Title: The Lost Story
Authors: Amit Goyal and Sudhanshu Gupta
Publisher: Grapevine India Publishers Pvt. Ltd.
Source: Author via Bookrack.in
When I was first told by Bookrack to review, “The Lost Story”, I wasn’t really sure if I wanted to. I mean, I hadn’t heard of the book at all and honestly I could not say much of it based on a synopsis. I needed to read a chapter at least to figure whether or not I wanted to review it. However, I agreed to review the book and from the time the book reached me, I could not put it down. So there went my theory of wanting to read a chapter at least. The book gripped me and took me in.
“The Lost Story” is a joint venture by Amit Goyal and Sudhanshu Gupta. It is a story of a Booker Prize Winning writer Saleem Afzal, who hasn’t written a book in the last 23 years. It is about Sandy, an aspiring young writer who gets a chance to work with him on a collection of short stories. The idea and entire premise of the book is that each of them has to write one half of a story, leaving it for the other to finish it. Together, they make their imaginations run wild, churning story after story – a tale of a haunted house, the apocalypse and its aftermath, a journey back home gone crazy, and of a young terrorist and his mentor.
As these stories are being churned, there is another story which remains unfinished – Saleem’s Lost Story. The last book he was working on. Sandy’s mind begins to question unrelentlessly, seeking answers: What is the Lost Story? What happened to Saleem while he was writing it? What is the secret behind his accident? Why won’t anyone tell Sandy anything about it?
This is the premise of the book. I liked the book. In fact, I liked it a lot. The writing was fast. The stories were crisp. The intermingling chapters of stories and the conversations and scenes of Saleem’s and Sandy’s lives were done tactfully. The authors must have pondered over the fact that how this should have worked out – and therefore the way they have written the book seems so familiar to the events that unfurl in the book (just referring to the writing style of two authors’ collaborating). Amit and Sudhanshu have kept the book simple – in terms of its language which does not require a lot from the reader and yet they do not serve all stories on a platter. The reader is often left wondering about the various possibilities at the end of each story.

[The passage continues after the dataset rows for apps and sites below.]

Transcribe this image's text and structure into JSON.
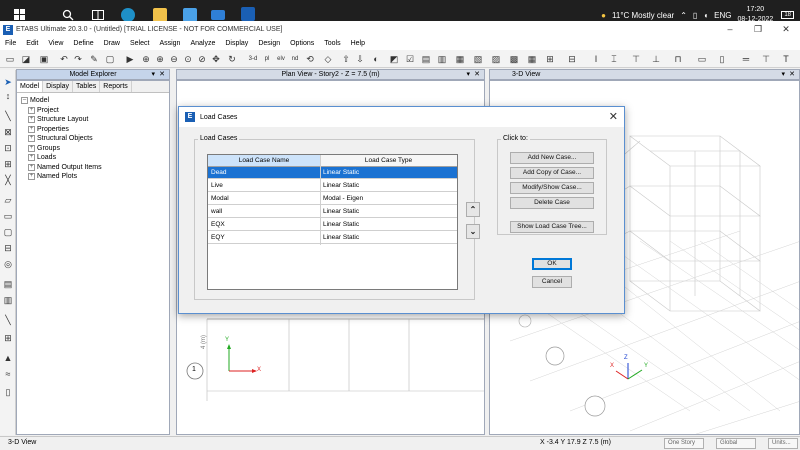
{
  "taskbar": {
    "weather": "11°C  Mostly clear",
    "language": "ENG",
    "time": "17:20",
    "date": "08-12-2022",
    "notifications": "18"
  },
  "window": {
    "title": "ETABS Ultimate 20.3.0 - (Untitled)  [TRIAL LICENSE - NOT FOR COMMERCIAL USE]",
    "logo": "E"
  },
  "menu": [
    "File",
    "Edit",
    "View",
    "Define",
    "Draw",
    "Select",
    "Assign",
    "Analyze",
    "Display",
    "Design",
    "Options",
    "Tools",
    "Help"
  ],
  "toolbar": {
    "view3d_label": "3-d",
    "plan_label": "pl",
    "elev_label": "elv",
    "nd_label": "nd"
  },
  "explorer": {
    "title": "Model Explorer",
    "tabs": [
      "Model",
      "Display",
      "Tables",
      "Reports"
    ],
    "root": "Model",
    "items": [
      "Project",
      "Structure Layout",
      "Properties",
      "Structural Objects",
      "Groups",
      "Loads",
      "Named Output Items",
      "Named Plots"
    ]
  },
  "planview": {
    "title": "Plan View - Story2 - Z = 7.5 (m)",
    "grid_bubble": "1",
    "dim_label": "4 (m)",
    "axis_x": "X",
    "axis_y": "Y"
  },
  "view3d": {
    "title": "3-D View",
    "axis_x": "X",
    "axis_y": "Y",
    "axis_z": "Z"
  },
  "status": {
    "left": "3-D View",
    "coords": "X -3.4  Y 17.9  Z 7.5 (m)",
    "story": "One Story",
    "coord_sys": "Global",
    "units": "Units..."
  },
  "dialog": {
    "title": "Load Cases",
    "group_label": "Load Cases",
    "col_name": "Load Case Name",
    "col_type": "Load Case Type",
    "rows": [
      {
        "name": "Dead",
        "type": "Linear Static"
      },
      {
        "name": "Live",
        "type": "Linear Static"
      },
      {
        "name": "Modal",
        "type": "Modal - Eigen"
      },
      {
        "name": "wall",
        "type": "Linear Static"
      },
      {
        "name": "EQX",
        "type": "Linear Static"
      },
      {
        "name": "EQY",
        "type": "Linear Static"
      }
    ],
    "click_to": "Click to:",
    "buttons": {
      "add_new": "Add New Case...",
      "add_copy": "Add Copy of Case...",
      "modify": "Modify/Show Case...",
      "delete": "Delete Case",
      "tree": "Show Load Case Tree...",
      "ok": "OK",
      "cancel": "Cancel"
    },
    "move_up": "«",
    "move_down": "»"
  },
  "colors": {
    "accent": "#1b72d2",
    "panel_header": "#d4dbe6",
    "taskbar": "#1f1f1f"
  }
}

At the same time, the ending was a big disappointment for me. I could not handle it. I did not like it. I wish there was more to it than the way it ended and that was the only drawback for me in the entire book. Nonetheless I enjoyed the book. It is everything that you need in a page-turner and I liked the structure and framework of the book. You cannot read it again for sure. But it is a quick flight read for sure.